[Exercise objective]: Set down all of the records below exactly, please, omitting the images.

(Data items)
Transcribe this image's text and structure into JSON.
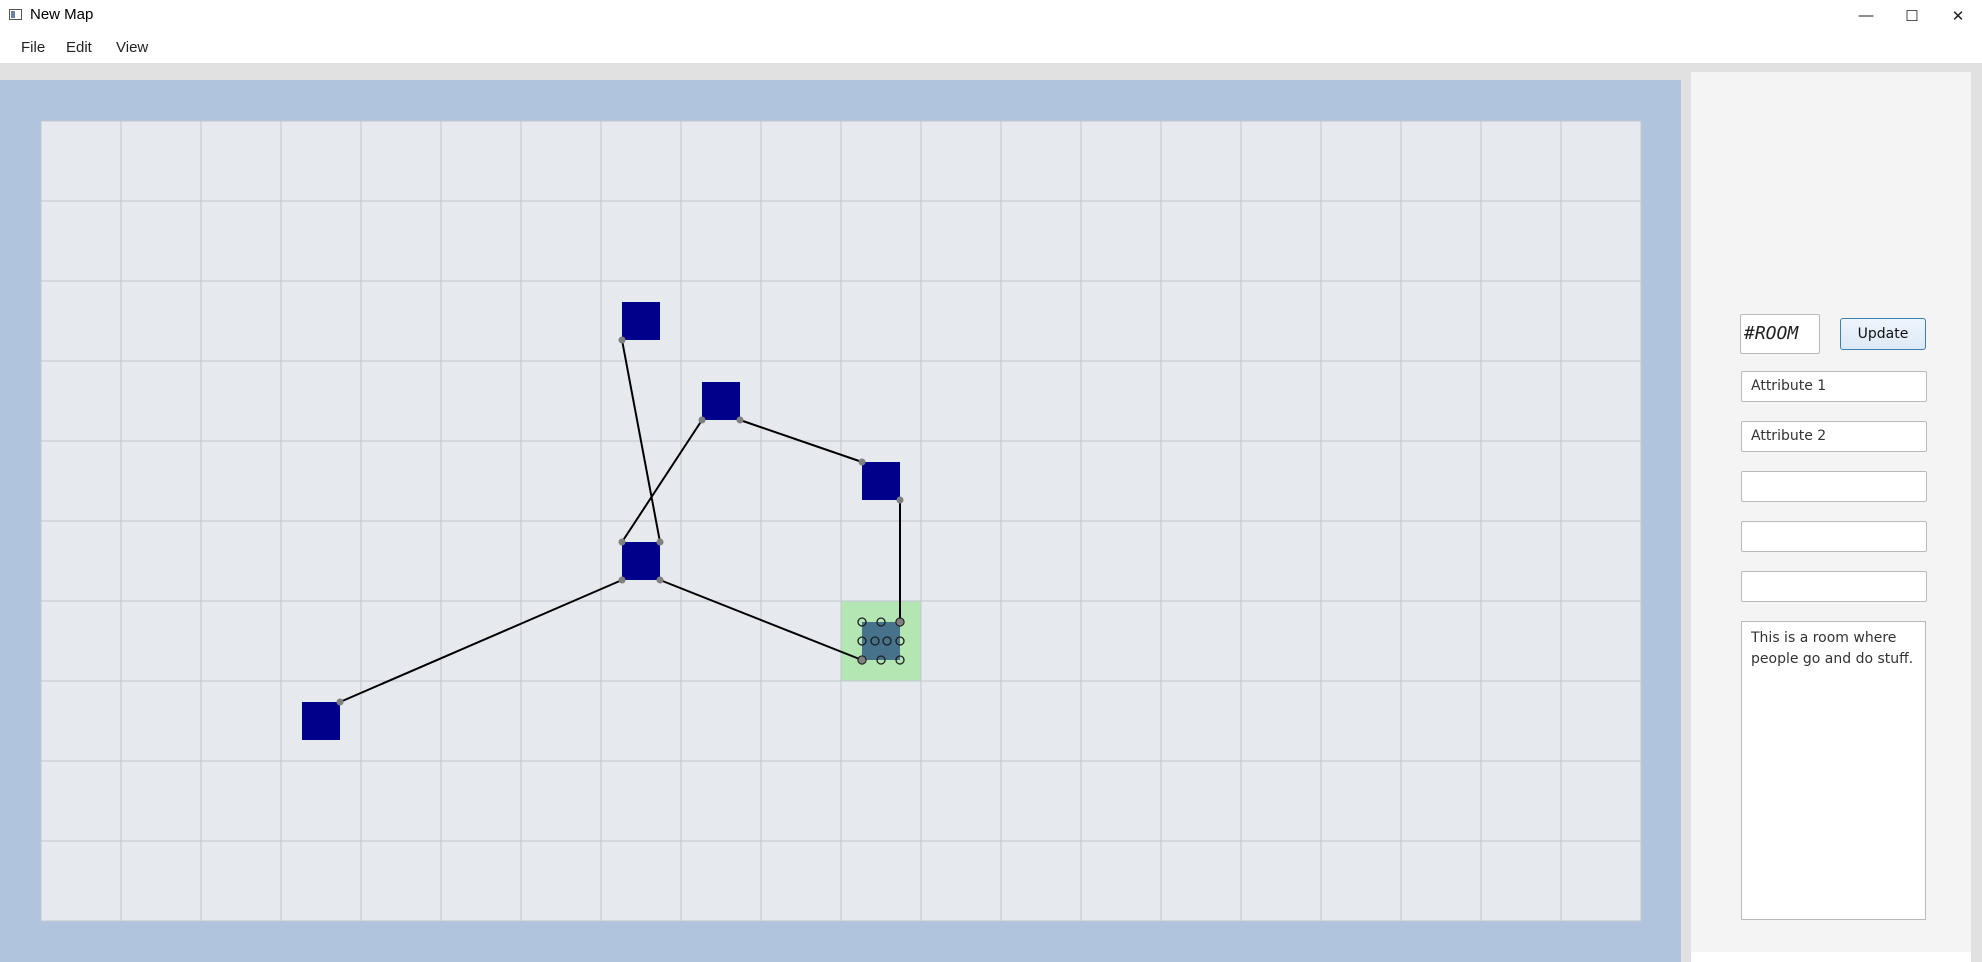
{
  "window": {
    "title": "New Map",
    "controls": {
      "minimize": "—",
      "maximize": "☐",
      "close": "✕"
    }
  },
  "menu": {
    "file": "File",
    "edit": "Edit",
    "view": "View"
  },
  "colors": {
    "canvas_border": "#b0c4de",
    "grid_fill": "#e6e9ed",
    "grid_line": "#c2c7cf",
    "room": "#00008b",
    "selected_room": "#46728c",
    "selected_cell": "#b4e6b4",
    "connector": "#000000",
    "handle": "#808080"
  },
  "map": {
    "grid": {
      "columns": 20,
      "rows": 10
    },
    "rooms": [
      {
        "id": "room-1",
        "col": 7,
        "row": 2,
        "selected": false
      },
      {
        "id": "room-2",
        "col": 8,
        "row": 3,
        "selected": false
      },
      {
        "id": "room-3",
        "col": 10,
        "row": 4,
        "selected": false
      },
      {
        "id": "room-4",
        "col": 7,
        "row": 5,
        "selected": false
      },
      {
        "id": "room-5",
        "col": 10,
        "row": 6,
        "selected": true
      },
      {
        "id": "room-6",
        "col": 3,
        "row": 7,
        "selected": false
      }
    ],
    "connections": [
      {
        "from": "room-1",
        "from_corner": "bl",
        "to": "room-4",
        "to_corner": "tr"
      },
      {
        "from": "room-2",
        "from_corner": "bl",
        "to": "room-4",
        "to_corner": "tl"
      },
      {
        "from": "room-2",
        "from_corner": "br",
        "to": "room-3",
        "to_corner": "tl"
      },
      {
        "from": "room-3",
        "from_corner": "br",
        "to": "room-5",
        "to_corner": "tr"
      },
      {
        "from": "room-4",
        "from_corner": "br",
        "to": "room-5",
        "to_corner": "bl"
      },
      {
        "from": "room-4",
        "from_corner": "bl",
        "to": "room-6",
        "to_corner": "tr"
      }
    ]
  },
  "panel": {
    "room_id": "#ROOM",
    "update_label": "Update",
    "attributes": [
      "Attribute 1",
      "Attribute 2",
      "",
      "",
      ""
    ],
    "description": "This is a room where people go and do stuff."
  }
}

[Result of this exercise]:
Transcribe this image's text and structure into JSON.
{
  "window": {
    "title": "New Map",
    "controls": {
      "minimize": "—",
      "maximize": "☐",
      "close": "✕"
    }
  },
  "menu": {
    "file": "File",
    "edit": "Edit",
    "view": "View"
  },
  "colors": {
    "canvas_border": "#b0c4de",
    "grid_fill": "#e6e9ed",
    "grid_line": "#c2c7cf",
    "room": "#00008b",
    "selected_room": "#46728c",
    "selected_cell": "#b4e6b4",
    "connector": "#000000",
    "handle": "#808080"
  },
  "map": {
    "grid": {
      "columns": 20,
      "rows": 10
    },
    "rooms": [
      {
        "id": "room-1",
        "col": 7,
        "row": 2,
        "selected": false
      },
      {
        "id": "room-2",
        "col": 8,
        "row": 3,
        "selected": false
      },
      {
        "id": "room-3",
        "col": 10,
        "row": 4,
        "selected": false
      },
      {
        "id": "room-4",
        "col": 7,
        "row": 5,
        "selected": false
      },
      {
        "id": "room-5",
        "col": 10,
        "row": 6,
        "selected": true
      },
      {
        "id": "room-6",
        "col": 3,
        "row": 7,
        "selected": false
      }
    ],
    "connections": [
      {
        "from": "room-1",
        "from_corner": "bl",
        "to": "room-4",
        "to_corner": "tr"
      },
      {
        "from": "room-2",
        "from_corner": "bl",
        "to": "room-4",
        "to_corner": "tl"
      },
      {
        "from": "room-2",
        "from_corner": "br",
        "to": "room-3",
        "to_corner": "tl"
      },
      {
        "from": "room-3",
        "from_corner": "br",
        "to": "room-5",
        "to_corner": "tr"
      },
      {
        "from": "room-4",
        "from_corner": "br",
        "to": "room-5",
        "to_corner": "bl"
      },
      {
        "from": "room-4",
        "from_corner": "bl",
        "to": "room-6",
        "to_corner": "tr"
      }
    ]
  },
  "panel": {
    "room_id": "#ROOM",
    "update_label": "Update",
    "attributes": [
      "Attribute 1",
      "Attribute 2",
      "",
      "",
      ""
    ],
    "description": "This is a room where people go and do stuff."
  }
}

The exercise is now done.